Common sense would tell you that the reason that so many video game movies fail because they are niche, low-budget films that lack the production value to attract a wide audience. That, we have discovered, is not true. Just because many game-films are those things (even the most expensive of the blockbuster Resident Evil films only had a budget of $65 million), more money does not equal a better movie, or at least a more well-received movie. Just ask Warcraft and Assassin’s Creed. The latter can’t even seem to catch a break despite an Oscar-caliber cast as well. In fact, one of the best/most faithful video game movies is the first Mortal Kombat film, with a budget of only $20 million dollars. Many times, even if the film is a box office success, such as Mortal Kombat or Lara Croft: Tomb Raider, it fares very badly critically. Is there inherent dismissal of video game movies by critics? I wouldn’t rule it out but I wouldn’t pin it solely on that. As a gamer and a lover of bad movies, I can let a lot slide in terms of goofiness and other flaws in plot and execution (whether intentional or not), but even I can admit that a lot of these films are just bad. Some are fun bad, but some are just outright atrocious.

So what do we do? Do we stop making video game adaptations? I wouldn’t go that far, despite the fact that making a good one seems to be as likely as finding a unicorn in your backyard.

I typed that as 'Unicron' the first time. Point stands either way.

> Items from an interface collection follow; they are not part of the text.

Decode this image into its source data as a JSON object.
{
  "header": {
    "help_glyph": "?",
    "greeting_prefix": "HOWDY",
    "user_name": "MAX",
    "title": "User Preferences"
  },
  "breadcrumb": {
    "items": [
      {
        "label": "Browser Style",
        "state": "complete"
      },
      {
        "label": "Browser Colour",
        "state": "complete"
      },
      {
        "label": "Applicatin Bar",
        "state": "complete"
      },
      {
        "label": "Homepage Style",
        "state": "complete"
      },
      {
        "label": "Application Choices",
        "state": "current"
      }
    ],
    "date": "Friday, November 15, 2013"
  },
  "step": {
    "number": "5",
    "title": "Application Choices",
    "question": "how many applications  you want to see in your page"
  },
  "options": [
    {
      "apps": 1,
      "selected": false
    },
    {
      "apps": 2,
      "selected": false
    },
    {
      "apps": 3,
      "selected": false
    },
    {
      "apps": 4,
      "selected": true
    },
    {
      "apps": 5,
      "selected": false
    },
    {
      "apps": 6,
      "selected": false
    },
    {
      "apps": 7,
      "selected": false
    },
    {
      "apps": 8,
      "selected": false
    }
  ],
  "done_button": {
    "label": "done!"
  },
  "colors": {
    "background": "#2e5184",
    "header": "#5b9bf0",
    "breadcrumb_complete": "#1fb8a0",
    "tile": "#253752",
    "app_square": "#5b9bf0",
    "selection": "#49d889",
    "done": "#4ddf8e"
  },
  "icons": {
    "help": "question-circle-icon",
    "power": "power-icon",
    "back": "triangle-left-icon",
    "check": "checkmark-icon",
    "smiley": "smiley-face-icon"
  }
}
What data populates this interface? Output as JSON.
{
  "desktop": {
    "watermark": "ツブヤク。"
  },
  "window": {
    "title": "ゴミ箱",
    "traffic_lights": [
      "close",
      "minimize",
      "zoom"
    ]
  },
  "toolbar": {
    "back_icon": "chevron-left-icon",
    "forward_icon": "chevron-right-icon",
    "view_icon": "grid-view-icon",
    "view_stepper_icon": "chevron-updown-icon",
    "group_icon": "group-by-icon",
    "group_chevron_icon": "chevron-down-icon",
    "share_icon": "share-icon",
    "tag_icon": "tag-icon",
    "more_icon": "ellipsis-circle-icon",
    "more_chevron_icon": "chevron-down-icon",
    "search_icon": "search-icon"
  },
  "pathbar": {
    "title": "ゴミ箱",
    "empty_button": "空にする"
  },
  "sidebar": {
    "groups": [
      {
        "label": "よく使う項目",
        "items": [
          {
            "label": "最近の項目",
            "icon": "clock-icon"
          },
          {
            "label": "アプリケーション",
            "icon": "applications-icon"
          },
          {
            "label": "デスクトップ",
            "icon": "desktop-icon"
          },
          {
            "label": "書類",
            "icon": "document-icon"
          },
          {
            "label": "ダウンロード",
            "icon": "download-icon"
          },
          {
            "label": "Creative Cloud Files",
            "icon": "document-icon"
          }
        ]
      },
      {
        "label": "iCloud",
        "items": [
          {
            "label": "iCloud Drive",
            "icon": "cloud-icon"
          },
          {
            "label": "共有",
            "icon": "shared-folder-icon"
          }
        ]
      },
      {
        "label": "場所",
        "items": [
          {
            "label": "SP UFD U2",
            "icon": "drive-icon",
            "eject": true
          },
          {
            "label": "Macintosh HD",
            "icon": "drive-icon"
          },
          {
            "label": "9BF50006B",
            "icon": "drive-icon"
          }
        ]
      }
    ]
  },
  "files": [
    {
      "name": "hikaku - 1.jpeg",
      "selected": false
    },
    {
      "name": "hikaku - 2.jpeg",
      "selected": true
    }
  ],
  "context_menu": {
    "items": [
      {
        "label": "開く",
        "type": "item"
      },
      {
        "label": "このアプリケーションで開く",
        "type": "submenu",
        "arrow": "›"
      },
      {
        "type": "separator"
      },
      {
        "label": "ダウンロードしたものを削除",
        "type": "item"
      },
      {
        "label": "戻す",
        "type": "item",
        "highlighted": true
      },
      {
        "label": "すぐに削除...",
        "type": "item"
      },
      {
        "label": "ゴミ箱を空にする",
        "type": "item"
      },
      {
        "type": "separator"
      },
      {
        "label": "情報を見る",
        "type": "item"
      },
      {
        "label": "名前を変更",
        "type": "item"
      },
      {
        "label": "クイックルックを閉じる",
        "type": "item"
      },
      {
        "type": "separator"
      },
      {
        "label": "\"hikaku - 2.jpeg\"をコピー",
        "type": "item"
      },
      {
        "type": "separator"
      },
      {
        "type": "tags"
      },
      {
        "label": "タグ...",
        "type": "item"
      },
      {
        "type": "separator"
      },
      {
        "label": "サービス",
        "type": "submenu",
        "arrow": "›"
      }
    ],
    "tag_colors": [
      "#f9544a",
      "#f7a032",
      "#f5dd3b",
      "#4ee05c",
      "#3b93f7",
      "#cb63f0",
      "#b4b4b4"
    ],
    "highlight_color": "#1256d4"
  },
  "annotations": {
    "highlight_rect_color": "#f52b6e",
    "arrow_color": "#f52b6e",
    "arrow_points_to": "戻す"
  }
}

It may be an almost impossible feat, but I still hold out that faint hope that one day someone will hit upon that balance and we will finally get that good, well-received, successful video game movie. Failing that, I’d still love to see the full version of Warcraft, even though that probably won’t happen because it didn’t do well enough for a director’s cut. But, a girl can still dream, and maybe one day I’ll be right.

 

One Response to A Winner Is Not Us: Adapting Video Games Into Film

  1. More money DOESN’T make a better film. Hollywood could definitely learn that lesson. It has evidence in spades. “El Mariachi” spawned megahits and is a sort of cult classic–it was rock bottom for cost.

    Wait–were there people who didn’t care about Alice? . . . Maybe I’m not the norm [choke, cough, gasp,] or maybe I’m just not a gamer?